Would you enjoy working as a scientist in a research lab? Why yes, yes I believe I would.

*Except that Biology course I loved and aced in my Freshman year of college. Get a clue, Katie?

Spring Fever

Monday, May 01, 2006

It’s Spring now. As much as I hate to admit it, I am the type that will go through the house top to bottom, cleaning and purging it of the CRAP that’s accumulated over the winter. It’s like it’s impossible to really clean in the winter time. It’s too dark, too depressing, and too cold. I haven’t started digging yet but I’ve been thinking about it for weeks already. Gotta work up the gumption. In going through the house in my mind (because really I’ve just been too lazy to actually go through it yet for real) I’ve come across several UFOs. Not of the knitting variety though. These are projects I’ve put off because of my knitting, more likely. It’s just so much easier to pick up a sock and sit my butt on the couch and knit than it is to say… dig out my tablet, oil pastels, shading tools, and some sunlight to finish this Van Gogh reproduction I started for my living room last summer.

Or, in the case of sewing in an unheated front porch, of digging out the fabric, measuring, cutting and sewing the curtains for Kurt’s bedroom. Even though the reason I wanted to put curtains up in his room was to help keep the drafts down this past winter. Yeah, whoops. I missed that one by oh, about six months.

There’s also the new bedspread and curtains I’ve been meaning to make for my bedroom ever since I painted it last spring.

And let’s just not mention the curtains I made for the dining room immediately after we moved in but never finished embroidering... three years ago.

If last summer taught me anything though it’s that I can’t knit with cotton. Not unless I want to spend my sunset years watching other old ladies knit and crying inside because I screwed up my wrists while not finishing other perfectly wrist-friendly projects during my summers. My goal then for summer: finish all unfinished projects and a couple unstarted projects as well. I’ll keep something on my needles all summer, of course.

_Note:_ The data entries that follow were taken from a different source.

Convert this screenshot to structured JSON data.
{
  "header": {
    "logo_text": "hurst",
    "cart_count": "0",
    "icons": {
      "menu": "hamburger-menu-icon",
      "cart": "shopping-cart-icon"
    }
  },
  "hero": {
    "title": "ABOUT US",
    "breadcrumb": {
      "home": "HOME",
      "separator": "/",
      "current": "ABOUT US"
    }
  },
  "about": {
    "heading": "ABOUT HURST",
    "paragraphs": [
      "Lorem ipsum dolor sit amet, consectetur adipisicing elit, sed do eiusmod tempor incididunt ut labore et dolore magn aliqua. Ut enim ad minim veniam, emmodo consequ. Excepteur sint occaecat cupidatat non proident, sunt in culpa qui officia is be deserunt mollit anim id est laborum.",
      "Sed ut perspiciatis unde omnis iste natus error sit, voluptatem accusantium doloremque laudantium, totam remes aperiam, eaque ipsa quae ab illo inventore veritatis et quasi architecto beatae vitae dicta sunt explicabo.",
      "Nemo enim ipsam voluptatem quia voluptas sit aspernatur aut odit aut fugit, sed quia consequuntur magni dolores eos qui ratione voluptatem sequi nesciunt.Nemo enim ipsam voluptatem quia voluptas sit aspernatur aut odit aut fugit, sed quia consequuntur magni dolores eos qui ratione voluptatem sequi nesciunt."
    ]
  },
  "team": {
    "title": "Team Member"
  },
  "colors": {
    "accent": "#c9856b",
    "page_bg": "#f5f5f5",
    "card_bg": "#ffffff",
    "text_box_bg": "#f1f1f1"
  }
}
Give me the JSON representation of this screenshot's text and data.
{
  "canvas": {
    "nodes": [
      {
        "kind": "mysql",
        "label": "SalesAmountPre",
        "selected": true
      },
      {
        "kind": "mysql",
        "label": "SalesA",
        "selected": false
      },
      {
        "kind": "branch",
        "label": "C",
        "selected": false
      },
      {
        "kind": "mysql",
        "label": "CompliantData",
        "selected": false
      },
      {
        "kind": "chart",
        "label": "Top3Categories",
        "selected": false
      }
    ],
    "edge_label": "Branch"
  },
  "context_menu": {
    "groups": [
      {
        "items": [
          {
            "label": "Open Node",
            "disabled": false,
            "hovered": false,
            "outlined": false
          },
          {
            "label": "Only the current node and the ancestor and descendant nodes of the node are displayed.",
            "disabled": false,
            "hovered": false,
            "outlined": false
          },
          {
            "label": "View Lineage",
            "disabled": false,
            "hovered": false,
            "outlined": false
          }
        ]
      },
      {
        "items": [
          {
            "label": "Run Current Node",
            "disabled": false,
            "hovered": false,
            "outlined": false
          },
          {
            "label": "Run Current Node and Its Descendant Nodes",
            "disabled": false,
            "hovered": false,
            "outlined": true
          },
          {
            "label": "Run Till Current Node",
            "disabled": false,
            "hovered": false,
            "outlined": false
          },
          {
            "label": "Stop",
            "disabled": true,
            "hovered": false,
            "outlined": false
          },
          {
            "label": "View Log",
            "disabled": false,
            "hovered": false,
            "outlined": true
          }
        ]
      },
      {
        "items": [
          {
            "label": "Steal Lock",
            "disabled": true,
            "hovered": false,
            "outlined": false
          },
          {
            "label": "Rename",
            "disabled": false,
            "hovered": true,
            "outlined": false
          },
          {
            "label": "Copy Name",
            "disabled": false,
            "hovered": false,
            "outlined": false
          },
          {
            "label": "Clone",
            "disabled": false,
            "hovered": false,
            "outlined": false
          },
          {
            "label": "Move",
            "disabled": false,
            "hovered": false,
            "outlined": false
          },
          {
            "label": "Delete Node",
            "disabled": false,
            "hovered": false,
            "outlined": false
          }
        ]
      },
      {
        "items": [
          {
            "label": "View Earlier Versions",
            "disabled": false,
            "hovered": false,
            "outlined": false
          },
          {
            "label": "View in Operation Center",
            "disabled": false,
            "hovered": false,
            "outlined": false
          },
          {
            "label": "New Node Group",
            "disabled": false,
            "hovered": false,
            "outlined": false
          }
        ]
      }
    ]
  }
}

I can’t just let knitting go for months at a time, I’ve proven that with my few day cave-in a few weeks ago, but I’ll keep the projects small, portable, and quick.